* [WHAT YOU WILL DO]:
In how many lines of the material below does the string "screenshot" appear? Answer with a single number.

* [ENTRIES PROVIDED]:
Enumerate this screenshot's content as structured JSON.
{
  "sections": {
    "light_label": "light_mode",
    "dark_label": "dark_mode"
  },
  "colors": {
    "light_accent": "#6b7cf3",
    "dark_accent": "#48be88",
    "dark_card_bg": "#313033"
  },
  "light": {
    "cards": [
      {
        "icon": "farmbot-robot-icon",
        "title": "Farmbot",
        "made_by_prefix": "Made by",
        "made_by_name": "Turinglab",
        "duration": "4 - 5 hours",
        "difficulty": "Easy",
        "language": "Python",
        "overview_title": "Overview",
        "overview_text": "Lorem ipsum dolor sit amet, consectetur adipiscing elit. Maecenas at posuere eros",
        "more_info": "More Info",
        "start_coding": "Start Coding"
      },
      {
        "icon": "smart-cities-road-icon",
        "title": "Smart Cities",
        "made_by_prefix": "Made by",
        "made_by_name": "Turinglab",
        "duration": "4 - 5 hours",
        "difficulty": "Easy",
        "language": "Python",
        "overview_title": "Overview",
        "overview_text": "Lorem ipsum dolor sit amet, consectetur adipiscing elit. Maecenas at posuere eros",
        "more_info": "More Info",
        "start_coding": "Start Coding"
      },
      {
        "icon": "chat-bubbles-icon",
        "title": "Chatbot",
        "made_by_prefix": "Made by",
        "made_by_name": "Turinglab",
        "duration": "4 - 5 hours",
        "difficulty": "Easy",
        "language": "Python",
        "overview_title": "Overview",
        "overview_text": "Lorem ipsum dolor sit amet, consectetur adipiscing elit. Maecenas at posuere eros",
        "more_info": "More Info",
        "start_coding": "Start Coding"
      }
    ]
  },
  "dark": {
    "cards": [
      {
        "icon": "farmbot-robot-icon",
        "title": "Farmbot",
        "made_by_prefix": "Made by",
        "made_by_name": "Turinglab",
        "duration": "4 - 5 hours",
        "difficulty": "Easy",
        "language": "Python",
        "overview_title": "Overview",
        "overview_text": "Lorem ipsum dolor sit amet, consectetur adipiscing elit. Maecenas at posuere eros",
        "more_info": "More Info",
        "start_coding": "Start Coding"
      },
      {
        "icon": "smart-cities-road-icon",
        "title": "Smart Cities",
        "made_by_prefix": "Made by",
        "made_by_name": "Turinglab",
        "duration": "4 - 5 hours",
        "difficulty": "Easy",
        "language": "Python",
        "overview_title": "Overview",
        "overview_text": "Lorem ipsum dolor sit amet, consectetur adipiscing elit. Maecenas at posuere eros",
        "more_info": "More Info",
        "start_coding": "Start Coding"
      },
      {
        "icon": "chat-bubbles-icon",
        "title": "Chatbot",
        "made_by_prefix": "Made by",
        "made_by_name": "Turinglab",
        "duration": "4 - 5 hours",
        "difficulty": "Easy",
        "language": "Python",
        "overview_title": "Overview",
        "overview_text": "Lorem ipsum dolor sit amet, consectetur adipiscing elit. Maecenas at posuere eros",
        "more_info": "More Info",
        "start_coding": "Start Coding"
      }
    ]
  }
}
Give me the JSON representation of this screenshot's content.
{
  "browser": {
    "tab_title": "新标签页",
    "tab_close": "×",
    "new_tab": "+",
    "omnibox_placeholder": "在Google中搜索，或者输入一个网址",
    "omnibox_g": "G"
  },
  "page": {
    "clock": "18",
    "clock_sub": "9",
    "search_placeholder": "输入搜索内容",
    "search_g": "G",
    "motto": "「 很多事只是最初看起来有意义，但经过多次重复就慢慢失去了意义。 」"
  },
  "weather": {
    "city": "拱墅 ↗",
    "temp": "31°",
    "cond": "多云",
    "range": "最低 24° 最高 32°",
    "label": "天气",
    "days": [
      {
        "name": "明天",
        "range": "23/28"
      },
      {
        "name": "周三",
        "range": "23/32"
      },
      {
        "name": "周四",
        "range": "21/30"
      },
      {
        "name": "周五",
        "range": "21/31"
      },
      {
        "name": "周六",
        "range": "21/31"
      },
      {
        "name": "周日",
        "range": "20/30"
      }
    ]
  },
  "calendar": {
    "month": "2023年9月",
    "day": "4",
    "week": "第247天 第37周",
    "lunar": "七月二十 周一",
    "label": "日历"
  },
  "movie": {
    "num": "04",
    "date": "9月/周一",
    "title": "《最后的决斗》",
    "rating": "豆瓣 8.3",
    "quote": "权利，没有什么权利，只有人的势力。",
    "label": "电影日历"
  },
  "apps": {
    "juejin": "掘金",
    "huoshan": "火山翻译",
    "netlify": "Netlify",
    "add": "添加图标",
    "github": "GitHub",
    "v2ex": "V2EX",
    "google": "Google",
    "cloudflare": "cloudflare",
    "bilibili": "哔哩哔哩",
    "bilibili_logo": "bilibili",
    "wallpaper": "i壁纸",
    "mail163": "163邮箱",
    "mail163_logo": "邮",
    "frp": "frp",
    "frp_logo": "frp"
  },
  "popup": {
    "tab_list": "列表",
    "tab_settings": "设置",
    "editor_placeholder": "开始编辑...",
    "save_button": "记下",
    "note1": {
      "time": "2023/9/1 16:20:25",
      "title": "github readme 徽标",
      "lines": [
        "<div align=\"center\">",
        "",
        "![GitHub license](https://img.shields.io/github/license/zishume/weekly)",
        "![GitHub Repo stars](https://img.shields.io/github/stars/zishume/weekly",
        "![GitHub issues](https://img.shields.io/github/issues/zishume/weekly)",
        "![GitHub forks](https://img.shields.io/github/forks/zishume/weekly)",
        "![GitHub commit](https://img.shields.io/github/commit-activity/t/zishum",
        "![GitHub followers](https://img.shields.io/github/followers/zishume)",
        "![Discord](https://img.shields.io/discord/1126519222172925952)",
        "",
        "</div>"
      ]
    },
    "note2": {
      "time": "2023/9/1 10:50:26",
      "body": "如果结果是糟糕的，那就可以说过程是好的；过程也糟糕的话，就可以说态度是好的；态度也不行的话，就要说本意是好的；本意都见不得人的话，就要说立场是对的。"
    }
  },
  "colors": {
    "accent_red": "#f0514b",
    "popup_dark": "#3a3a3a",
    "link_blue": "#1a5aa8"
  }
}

* [YOUR SOLUTION]:
2